A shame that many Australians react with scantly any displeasure to the attacks on Indians.

This only serves to feed the accusation of racism (even if the jury is still not in on that one).

viv | 30 January 2010  

If you do not believe racism is inherent and institutionalised, then have a look at the TV programs and commercials. Do you see any non-white faces (or for that matter non blonde, non blue eyes - feel sorry for the brunettes and carrot tops).

Concerned | 07 February 2010  

Well, Peter and the rest of the Australian populace, I am thoroughly embarrassed by what the Indian media has changed this whole issue to. Unfortunately, 80% of India is still comprised of people living in poverty by international standards. When people from this group move to a developed country for better prospects, there is a huge integration issue. For eg, generally, people are very loud and boisterous in India. People may not be inherently bad, but the huge population and every day struggle has resulted in such social attitudes. When people raised in such a setting mingle with people who are used to a very different standard of civil discipline, outbursts of this type are bound to happen. I sincerely hope that the governments of either countries do something to educate people about social skills before they emigrate.

Vivek Chandra | 08 February 2010  

Where did australian come from?
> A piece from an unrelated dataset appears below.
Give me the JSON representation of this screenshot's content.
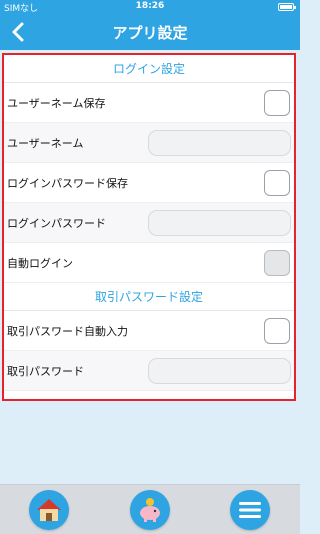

They belong in Europe and Australia is in Asia. Australia have always been racist since many of them degenerate criminals. They are illegal. Aborginies should not feel defeated since the right side of history. Native people of Australia need to stand up to white racist and demand representation and country back from the hands of white barbarian.

Jo | 08 April 2011  

India is hardly a bastion of tolerance??? Do you know of many countries where minorities might hold the positions of President, Prime Minister and Leader of the ruling party ALL at the same time?

The Indian media didn't call all Australians racist. It called your SYSTEM racist. E.g. the police, after an attack on an Indian, advised other Indians to not speak in their native tongues. THIS is systemic racism. And Aussies are okay with it.

surge | 30 April 2011  

Well it's all good commentary! What the Indian media did, could be faulted at a certain point! But; the sort of defensiveness your country showed was remarkable cowardice! Please do justice to those attacks by focusing more on what went wrong that it escalated to 28 attacks on Indian students accompanied with racial overtones! Please understand; we don't have to be right to tell you what's right! China may not have an excellent history on human rights (As if historically, Australia had an 'impeccable' human rights record! The treatment of Aboriginals is downright disgusting! Pitiful Ignorance!); but they certainly do expect Overseas Chinese students to be protected! The Solar System doesn't revolve around Australia!!

Padmanaabh Chatterjee | 06 November 2014  

Australia needs to educate its children by introducing the history, cultures and religions of Asia into its school classes. Only this will lead to more tolerance, respect and understanding of its neighbors. Australians must understand that they live in Asia, this realization can begin by learning the languages of its neighbors languages st school. How helpful is it to learn Italian, or French rather than Hindi or Indonesian to an Australian child? Australian must acknowledge in its classrooms that its conquest of Australia by Europeans was a cruel, barbaric and a very bloody journey that lasted for nearly 200 years. The damage and broken spirit of the aboriginal nations is a testimony to these atrocities. Guchi Shakir

Guchi Shakir | 21 May 2018